Second, the developed robot-aided microneedle-based manipulation system is applied in the automated extraction of mitochondria and nucleus from human acute promyelocytic leukemia and human fibroblast cells. A microfluidic device is designed to pattern individual cells in a 1D array. A micropipette mounted onto a 3-DOF micromanipulator and an X-Y stage is developed to perform high-precision single-cell mitochondrial biopsy. Biological tests are conducted to indicate the functionality of the biopsied mitochondria and the viability of the cells after the removal of mitochondria. The developed system is further used for the automatic extraction of mitochondria from an A-type cell followed by injection of the extracted mitochondria into a B-type cell. The invasiveness and efficiency of the proposed single-cell mitochondrial transfer approach are investigated.

Third, an optical tweezer-based robot-aided system is developed for high-throughput mitochondrial transfer in single cells. A microfluidic device is developed to pattern cells and mitochondria in a parallel way, and then optical tweezers are used to pick the required number of functional mitochondria. The trapped mitochondria are automatically transported onto the surface of the cell and then transferred inside the cell by endocytosis. In contrast to other mitochondrial transfer methods, the proposed system can control the quality and quantity of mitochondria prior to the mitochondrial transfer. Biological tests are conducted to examine the viability of the transferred cells and the functionality of the mitochondria before and after transfer. The condition of the cell after the transfer of functional and healthy mitochondria by the proposed system is also analyzed and compared with those obtained using a simple co-culture mitochondrial transfer method.

In summary, robotic micromanipulation systems based on microneedles and optical tweezers are developed to simplify single-cell organelle manipulation and transfer. Such high-precision robotic systems can help reduce variable outcomes, human error, and operator fatigue and improve precision, efficiency, and repeatability in complex single-cell surgical tasks.
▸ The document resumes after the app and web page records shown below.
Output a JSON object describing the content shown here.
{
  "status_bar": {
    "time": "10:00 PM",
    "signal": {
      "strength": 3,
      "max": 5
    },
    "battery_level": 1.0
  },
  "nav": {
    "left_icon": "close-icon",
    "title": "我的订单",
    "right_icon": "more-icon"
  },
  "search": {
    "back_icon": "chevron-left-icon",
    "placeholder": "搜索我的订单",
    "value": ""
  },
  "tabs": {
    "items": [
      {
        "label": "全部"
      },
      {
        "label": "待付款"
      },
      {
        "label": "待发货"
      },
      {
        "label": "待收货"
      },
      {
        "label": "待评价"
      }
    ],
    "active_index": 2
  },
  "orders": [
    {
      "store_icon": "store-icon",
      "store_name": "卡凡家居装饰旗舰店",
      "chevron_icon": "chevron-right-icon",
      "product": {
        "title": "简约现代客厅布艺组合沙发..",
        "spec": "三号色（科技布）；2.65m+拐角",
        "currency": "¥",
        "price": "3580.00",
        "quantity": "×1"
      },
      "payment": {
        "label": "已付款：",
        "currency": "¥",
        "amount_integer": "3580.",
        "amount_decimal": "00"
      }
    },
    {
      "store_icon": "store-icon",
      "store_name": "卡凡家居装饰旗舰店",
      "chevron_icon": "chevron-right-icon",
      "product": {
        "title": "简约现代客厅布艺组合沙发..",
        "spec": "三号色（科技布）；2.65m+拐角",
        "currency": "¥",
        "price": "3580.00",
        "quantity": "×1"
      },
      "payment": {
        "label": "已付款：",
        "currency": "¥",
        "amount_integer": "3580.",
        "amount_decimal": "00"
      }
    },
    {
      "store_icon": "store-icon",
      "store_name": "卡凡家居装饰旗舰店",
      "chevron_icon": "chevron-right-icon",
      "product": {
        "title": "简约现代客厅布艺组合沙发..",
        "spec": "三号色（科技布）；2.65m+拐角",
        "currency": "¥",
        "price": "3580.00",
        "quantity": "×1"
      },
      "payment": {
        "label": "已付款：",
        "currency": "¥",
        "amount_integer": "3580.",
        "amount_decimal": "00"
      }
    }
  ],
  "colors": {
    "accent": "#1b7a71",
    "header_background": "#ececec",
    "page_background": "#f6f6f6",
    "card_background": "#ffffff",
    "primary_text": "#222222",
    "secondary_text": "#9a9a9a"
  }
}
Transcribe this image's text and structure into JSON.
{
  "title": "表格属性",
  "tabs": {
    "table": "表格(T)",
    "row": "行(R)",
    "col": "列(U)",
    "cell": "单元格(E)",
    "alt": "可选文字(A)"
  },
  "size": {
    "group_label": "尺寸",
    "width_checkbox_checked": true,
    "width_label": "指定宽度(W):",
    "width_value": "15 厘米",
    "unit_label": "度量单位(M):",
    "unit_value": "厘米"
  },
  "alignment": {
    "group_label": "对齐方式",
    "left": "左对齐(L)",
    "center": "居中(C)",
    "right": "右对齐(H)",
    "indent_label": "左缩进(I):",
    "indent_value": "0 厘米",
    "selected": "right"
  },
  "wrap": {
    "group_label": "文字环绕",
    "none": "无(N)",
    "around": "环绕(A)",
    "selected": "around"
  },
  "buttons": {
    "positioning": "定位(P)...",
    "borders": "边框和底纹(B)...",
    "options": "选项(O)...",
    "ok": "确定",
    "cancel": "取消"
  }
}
The novel methodologies introduced in this thesis deliver new concepts of manipulation and analysis of single cells and their organelles. Thus, these methods have potential therapeutic applications in medicine.